The Girl Who Survived Breast Cancer
There was a girl named Andrea who believed in living life to the fullest and fully enjoyed every moment of her life.
One Monday morning she was found sitting in an empty office at their financial firm by her co-worker Jim. Jim noticed she was red-eyed and assumed she might have had a bad weekend, maybe a fight her boyfriend or a grand weekend plan that failed, but the fact was that she had gotten the results from a biopsy of the lump in her left breast and it read cancer, when she told Jim about it, he barely said anything and there was a long silence between them. Jim then broke the silence and asked, “Do you want to get a cup of coffee?”

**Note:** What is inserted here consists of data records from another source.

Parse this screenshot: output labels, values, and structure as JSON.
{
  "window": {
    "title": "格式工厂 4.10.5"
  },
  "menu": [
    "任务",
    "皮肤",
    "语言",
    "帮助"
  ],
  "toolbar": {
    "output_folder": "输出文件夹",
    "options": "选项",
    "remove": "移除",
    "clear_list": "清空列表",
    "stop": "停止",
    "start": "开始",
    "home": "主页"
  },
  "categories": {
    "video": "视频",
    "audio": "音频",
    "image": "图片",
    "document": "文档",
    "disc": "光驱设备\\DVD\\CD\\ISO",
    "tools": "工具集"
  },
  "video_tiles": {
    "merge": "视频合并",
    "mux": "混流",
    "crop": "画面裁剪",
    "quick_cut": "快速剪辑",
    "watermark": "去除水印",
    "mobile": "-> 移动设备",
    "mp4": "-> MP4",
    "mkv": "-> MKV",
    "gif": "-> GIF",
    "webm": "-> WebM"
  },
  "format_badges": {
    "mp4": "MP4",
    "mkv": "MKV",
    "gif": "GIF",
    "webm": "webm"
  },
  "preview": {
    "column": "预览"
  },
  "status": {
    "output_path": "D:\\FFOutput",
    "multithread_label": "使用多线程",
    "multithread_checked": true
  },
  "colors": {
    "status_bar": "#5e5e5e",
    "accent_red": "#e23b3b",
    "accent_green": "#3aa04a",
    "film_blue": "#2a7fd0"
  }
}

She said yes to feeling a bit normal as strong coffee was their answer to botched assignments, long meetings, and generally crummy days. She was a 23 year old girl and until now the things that consumed her mind were worrying about how to handle the senior managers, which shoes or clothes to buy, and against which team her favorite rugby team was scheduled to play the next match. Now she found herself thinking about the biopsy report that she got a few moments ago.
It was her boyfriend Mark who had first felt the lump and assumed it would go away on its own like all other bruises and bumps. After three months she told her doctor about this, there for a more pressing concern, seasonal allergies for which she went to her doctor. Her doctor was not overly concerned about the lump but referred her to a radiologist anyway.
The report suggested it to be an aggressive Stage 2 cancer. Nevertheless, the tumor (all 2.8 centimeters of it) was removed and she was left to the loving care of her parents and Mark. While her friends enjoyed life in all possible ways she stayed at home. She was wiped out by the chemo and had no energy.
After a few rounds of radiation the cancer was gone and she was then supposed to live life normally, however, she still could not get things she wanted, she had been asking her boss for a transfer but that did not happen, a basketball tournament for her team was scheduled the next month but she could not participate in that.
Cancer had made her lonely. She would panic with cancer talk as it bombarded her with life choices she was not ready to make. She was left bruised and hairless, but she did not give up hope and thought no matter how banged up it was, it was still her own body, and with all the courage she could muster played her first post-cancer rugby game five months after her final treatment. Her teammates thought she was crazy but she opted to play that game with some extra padding over her chest. She did not stop there, she pushed her body further biking 220 miles in the Young Survival Coalition’s Tour de Pink from Philadelphia to Washington. She had an option of the “poop out” bus, that riders could take for the last stretch, but she decided against it and completed the tour biking.
It would have been easy for her to say goodbye to life or to spend her life with the mindset that she was a cancer patient, but she decided on something else. She never gave away hope and decided to live life to the fullest, to do what she always wanted to do and to enjoy each and every moment that life had to offer her.